Problem requirements -> Check every line of the entries below for the word "JSON", and copy the ones that have it.

Dataset content ->
************
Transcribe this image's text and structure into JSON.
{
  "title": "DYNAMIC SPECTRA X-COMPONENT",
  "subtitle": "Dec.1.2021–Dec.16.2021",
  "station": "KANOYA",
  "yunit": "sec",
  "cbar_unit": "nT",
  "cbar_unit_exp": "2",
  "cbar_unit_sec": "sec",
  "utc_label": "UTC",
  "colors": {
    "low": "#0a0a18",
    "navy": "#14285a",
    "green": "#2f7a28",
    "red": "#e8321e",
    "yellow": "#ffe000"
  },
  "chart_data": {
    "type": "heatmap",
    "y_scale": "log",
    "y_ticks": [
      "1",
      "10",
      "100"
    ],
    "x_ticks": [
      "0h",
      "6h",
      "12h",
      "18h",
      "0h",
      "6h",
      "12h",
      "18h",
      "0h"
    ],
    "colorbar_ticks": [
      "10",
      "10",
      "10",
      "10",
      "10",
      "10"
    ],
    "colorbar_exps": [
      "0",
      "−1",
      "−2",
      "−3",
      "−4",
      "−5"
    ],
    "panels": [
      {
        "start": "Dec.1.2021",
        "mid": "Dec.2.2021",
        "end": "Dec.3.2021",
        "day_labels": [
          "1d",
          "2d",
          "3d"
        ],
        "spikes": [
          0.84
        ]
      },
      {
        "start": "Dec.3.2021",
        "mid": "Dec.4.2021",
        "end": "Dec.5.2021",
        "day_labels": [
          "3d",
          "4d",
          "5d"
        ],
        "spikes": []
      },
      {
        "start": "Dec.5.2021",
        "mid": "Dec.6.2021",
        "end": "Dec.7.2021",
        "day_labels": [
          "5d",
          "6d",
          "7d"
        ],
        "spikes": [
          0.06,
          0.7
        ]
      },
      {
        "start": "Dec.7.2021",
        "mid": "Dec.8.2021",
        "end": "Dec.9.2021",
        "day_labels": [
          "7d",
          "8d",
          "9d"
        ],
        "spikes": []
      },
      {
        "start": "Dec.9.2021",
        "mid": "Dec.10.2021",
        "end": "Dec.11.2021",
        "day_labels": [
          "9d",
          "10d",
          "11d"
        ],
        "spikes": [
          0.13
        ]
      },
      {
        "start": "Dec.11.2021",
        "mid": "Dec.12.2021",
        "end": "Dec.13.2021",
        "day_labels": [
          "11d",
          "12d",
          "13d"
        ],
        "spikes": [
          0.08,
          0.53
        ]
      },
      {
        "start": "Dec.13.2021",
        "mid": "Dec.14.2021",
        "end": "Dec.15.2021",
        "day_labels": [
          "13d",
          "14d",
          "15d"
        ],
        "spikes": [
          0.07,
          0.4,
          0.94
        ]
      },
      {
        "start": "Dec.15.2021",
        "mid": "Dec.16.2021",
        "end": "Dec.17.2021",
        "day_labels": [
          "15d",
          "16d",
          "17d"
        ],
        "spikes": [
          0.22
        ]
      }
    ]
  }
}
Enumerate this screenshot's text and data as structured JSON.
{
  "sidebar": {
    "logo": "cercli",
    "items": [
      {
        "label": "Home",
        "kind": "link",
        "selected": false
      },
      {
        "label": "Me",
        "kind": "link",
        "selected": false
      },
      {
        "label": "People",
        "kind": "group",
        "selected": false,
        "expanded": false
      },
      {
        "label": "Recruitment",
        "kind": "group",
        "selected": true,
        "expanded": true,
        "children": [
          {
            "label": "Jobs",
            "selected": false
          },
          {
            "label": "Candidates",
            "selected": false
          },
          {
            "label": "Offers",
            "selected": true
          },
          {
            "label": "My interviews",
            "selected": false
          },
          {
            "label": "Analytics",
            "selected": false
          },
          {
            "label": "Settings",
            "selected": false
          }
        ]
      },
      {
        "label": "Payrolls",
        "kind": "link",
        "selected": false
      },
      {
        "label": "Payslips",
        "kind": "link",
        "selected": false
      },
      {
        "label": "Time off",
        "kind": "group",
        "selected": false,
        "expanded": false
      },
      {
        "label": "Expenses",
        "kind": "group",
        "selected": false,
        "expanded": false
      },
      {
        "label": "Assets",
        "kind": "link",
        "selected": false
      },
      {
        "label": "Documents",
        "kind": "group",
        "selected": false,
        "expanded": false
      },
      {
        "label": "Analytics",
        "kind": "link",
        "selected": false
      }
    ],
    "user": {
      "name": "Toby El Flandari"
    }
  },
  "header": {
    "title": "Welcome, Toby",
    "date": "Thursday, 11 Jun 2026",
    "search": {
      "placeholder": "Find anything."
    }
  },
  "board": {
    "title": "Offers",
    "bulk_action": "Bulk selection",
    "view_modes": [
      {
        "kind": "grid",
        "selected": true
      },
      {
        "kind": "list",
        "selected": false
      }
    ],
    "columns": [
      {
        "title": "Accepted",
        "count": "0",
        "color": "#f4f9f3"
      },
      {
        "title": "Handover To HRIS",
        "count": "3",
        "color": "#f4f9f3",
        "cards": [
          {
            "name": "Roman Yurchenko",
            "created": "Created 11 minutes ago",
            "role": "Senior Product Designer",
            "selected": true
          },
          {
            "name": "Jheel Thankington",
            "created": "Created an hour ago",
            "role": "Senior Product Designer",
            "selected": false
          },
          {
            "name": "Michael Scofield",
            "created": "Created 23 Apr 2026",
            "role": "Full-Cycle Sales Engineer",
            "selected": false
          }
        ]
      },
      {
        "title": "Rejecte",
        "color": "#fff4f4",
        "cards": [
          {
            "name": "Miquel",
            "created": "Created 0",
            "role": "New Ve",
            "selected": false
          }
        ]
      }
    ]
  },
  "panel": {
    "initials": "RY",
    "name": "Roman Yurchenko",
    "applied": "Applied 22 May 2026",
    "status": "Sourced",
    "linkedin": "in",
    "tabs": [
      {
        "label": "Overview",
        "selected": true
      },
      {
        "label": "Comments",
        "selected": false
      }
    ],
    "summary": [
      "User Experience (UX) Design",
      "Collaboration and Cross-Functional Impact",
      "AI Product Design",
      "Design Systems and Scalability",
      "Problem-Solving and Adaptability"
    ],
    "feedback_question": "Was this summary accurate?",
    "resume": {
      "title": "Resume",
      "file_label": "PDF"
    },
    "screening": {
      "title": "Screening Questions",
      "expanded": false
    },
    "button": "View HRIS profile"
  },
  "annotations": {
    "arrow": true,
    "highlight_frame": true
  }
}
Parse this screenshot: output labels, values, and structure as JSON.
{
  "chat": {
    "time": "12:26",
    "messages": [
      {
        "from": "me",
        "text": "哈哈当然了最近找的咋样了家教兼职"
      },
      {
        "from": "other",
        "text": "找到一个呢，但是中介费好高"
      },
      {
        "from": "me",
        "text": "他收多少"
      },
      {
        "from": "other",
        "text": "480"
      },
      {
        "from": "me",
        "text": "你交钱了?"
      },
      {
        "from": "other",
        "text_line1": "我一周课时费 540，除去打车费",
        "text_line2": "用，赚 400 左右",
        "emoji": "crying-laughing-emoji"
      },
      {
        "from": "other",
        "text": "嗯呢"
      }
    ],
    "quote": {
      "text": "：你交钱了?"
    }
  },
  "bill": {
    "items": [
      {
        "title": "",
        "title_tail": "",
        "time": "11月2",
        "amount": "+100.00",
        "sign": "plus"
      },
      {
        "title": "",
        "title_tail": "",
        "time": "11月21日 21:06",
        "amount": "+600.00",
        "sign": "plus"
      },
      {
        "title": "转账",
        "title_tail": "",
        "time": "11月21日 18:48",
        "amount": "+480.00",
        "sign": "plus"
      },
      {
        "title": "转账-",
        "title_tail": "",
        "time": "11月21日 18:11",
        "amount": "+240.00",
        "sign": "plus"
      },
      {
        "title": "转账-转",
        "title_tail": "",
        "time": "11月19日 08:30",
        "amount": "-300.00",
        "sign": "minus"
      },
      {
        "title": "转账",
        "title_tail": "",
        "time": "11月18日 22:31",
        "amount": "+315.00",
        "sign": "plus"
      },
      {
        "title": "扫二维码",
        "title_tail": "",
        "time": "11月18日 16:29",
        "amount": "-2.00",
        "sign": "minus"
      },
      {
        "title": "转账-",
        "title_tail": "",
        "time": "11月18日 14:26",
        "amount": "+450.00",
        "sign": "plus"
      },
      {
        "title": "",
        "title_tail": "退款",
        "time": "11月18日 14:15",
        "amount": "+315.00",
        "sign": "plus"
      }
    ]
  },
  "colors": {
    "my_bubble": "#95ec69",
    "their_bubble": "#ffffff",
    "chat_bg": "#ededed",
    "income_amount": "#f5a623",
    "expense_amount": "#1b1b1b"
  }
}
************
Output ->
Transcribe this image's text and structure into JSON.
Enumerate this screenshot's text and data as structured JSON.
Parse this screenshot: output labels, values, and structure as JSON.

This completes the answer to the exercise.